_What is needed_. For every line in the records below that holds "title", make a copy.
_ _ _ _ _ _ _
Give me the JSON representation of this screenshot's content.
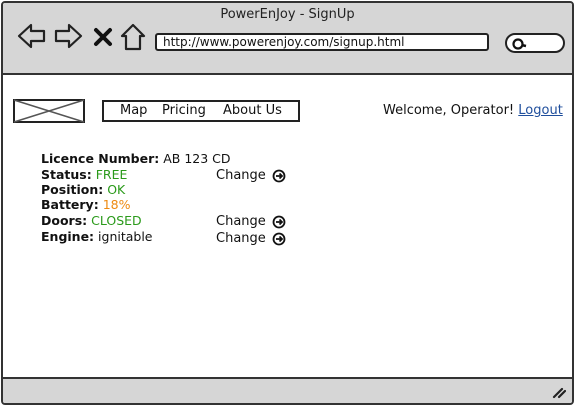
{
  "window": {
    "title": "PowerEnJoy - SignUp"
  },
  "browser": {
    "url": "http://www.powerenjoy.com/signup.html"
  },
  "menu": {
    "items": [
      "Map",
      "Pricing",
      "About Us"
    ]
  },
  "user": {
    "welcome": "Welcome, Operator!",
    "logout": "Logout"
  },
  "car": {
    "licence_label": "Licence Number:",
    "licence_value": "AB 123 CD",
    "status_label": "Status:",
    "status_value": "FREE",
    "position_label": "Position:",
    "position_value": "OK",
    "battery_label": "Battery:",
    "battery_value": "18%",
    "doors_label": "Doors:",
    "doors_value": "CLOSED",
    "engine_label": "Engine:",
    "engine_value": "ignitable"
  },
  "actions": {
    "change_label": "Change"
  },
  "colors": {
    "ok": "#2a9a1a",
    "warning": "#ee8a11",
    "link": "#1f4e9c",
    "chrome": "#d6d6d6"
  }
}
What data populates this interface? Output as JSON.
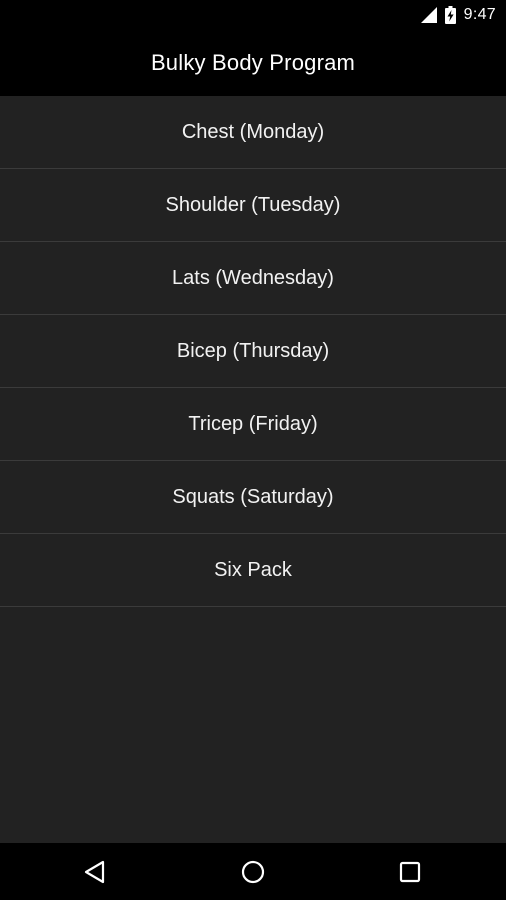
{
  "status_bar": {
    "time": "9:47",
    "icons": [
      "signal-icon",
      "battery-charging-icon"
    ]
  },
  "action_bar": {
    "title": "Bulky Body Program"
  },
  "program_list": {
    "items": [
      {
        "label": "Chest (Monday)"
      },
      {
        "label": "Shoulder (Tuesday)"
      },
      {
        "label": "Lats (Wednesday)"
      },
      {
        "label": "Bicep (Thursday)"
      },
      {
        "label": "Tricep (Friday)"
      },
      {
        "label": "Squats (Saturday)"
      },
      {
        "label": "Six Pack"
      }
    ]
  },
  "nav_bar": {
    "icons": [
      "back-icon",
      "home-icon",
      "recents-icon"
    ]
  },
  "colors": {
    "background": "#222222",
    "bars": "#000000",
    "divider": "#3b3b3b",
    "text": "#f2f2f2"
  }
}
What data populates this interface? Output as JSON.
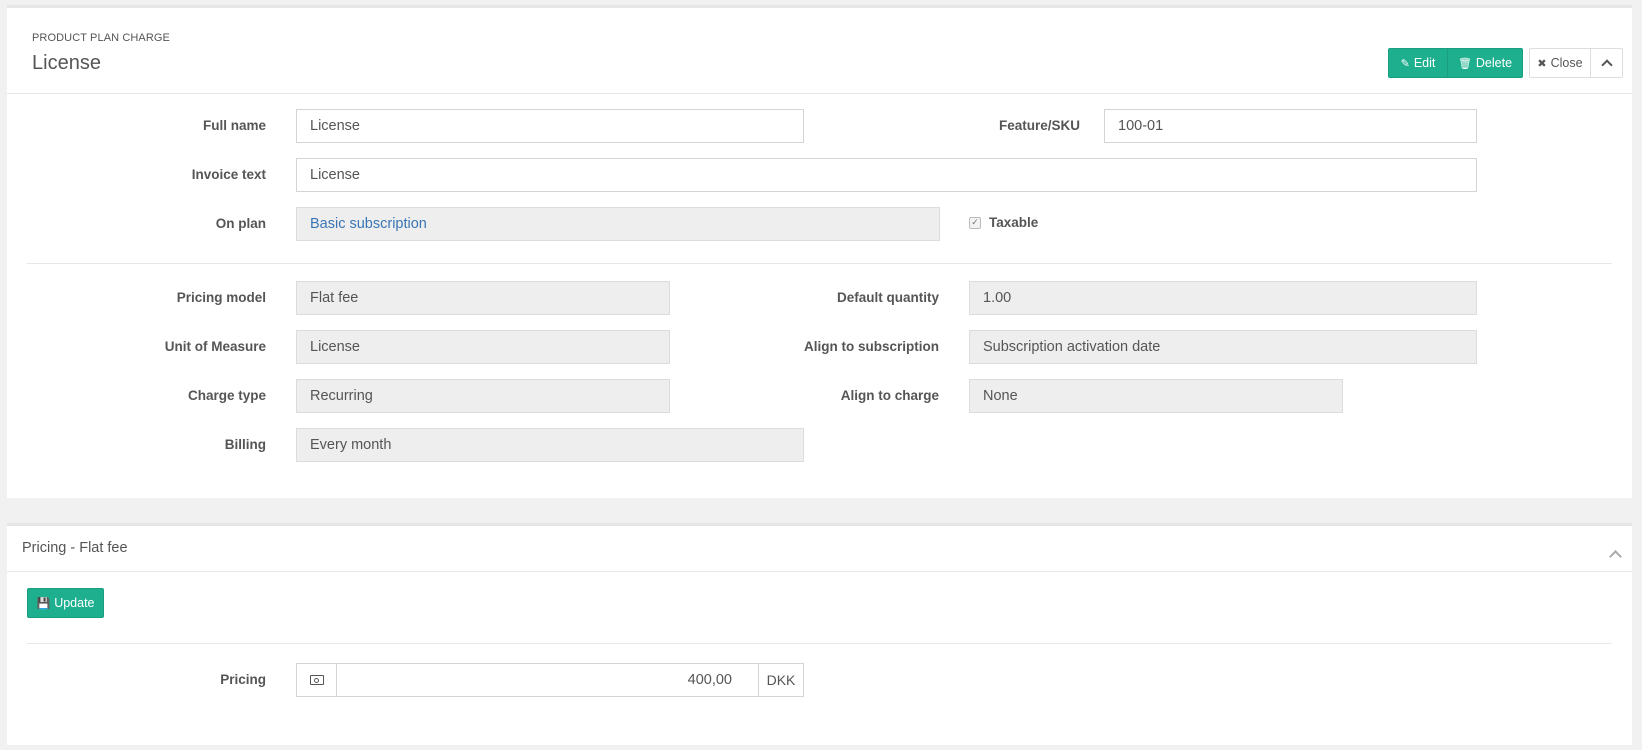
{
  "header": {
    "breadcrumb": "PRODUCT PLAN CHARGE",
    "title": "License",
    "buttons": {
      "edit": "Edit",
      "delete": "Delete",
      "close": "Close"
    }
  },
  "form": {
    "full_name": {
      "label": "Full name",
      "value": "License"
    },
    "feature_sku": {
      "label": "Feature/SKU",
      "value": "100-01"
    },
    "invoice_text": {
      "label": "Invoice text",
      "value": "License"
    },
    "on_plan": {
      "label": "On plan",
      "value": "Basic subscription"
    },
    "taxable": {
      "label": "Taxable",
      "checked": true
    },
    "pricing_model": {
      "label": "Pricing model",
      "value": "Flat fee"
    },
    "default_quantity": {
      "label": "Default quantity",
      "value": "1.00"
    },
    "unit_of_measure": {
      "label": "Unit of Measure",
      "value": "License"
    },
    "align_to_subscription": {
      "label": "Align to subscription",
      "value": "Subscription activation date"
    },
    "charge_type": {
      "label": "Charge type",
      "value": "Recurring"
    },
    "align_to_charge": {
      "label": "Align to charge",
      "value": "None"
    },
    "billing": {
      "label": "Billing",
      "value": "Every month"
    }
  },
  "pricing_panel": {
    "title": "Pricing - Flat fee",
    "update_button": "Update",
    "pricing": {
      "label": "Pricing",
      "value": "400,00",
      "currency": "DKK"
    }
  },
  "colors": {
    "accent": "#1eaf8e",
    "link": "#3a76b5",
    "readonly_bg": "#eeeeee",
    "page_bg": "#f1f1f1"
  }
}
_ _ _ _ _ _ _
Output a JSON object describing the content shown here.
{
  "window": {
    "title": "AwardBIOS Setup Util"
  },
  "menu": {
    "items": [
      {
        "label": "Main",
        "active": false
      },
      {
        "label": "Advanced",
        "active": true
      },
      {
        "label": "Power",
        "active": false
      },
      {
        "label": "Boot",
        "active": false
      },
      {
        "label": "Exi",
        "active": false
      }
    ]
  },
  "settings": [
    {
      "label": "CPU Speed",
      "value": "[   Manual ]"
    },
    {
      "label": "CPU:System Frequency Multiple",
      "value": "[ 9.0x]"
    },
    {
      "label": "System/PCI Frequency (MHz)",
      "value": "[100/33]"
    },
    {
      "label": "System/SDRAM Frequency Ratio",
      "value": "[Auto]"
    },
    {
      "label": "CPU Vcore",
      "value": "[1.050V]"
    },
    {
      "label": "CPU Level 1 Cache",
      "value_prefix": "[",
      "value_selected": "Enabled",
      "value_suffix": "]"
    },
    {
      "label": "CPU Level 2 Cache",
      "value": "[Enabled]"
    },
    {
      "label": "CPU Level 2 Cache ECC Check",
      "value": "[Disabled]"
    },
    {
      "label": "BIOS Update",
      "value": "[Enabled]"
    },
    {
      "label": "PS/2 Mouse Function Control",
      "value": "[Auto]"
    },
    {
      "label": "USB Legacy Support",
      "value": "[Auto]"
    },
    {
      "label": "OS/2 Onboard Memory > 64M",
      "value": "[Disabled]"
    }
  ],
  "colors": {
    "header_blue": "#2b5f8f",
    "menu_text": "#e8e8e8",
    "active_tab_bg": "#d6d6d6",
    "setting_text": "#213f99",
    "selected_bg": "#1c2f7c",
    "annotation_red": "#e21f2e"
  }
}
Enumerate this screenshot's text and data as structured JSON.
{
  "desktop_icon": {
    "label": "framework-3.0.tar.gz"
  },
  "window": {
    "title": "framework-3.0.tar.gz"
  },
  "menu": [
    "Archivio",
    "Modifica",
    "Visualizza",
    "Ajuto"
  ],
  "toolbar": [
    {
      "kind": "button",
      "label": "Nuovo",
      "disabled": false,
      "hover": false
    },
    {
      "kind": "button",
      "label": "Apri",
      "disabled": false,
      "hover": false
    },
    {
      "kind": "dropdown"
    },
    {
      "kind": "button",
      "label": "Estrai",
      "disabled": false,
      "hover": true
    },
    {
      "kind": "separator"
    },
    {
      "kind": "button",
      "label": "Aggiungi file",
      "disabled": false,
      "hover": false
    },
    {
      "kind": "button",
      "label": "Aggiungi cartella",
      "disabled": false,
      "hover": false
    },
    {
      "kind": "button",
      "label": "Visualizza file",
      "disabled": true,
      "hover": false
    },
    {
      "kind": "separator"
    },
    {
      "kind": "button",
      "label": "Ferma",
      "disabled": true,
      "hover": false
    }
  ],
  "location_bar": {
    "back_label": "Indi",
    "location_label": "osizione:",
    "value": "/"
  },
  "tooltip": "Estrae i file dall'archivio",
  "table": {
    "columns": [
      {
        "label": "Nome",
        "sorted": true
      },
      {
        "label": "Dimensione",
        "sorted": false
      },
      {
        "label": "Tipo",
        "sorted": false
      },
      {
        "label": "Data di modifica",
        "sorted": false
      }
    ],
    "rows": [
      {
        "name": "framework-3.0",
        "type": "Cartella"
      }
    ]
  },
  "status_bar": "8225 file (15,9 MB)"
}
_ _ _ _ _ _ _
_Written solution_.
    "title": "PowerEnJoy - SignUp"
    "title": "Bulky Body Program"
    "title": "License",
    "title": "Pricing - Flat fee",
    "title": "AwardBIOS Setup Util"
    "title": "framework-3.0.tar.gz"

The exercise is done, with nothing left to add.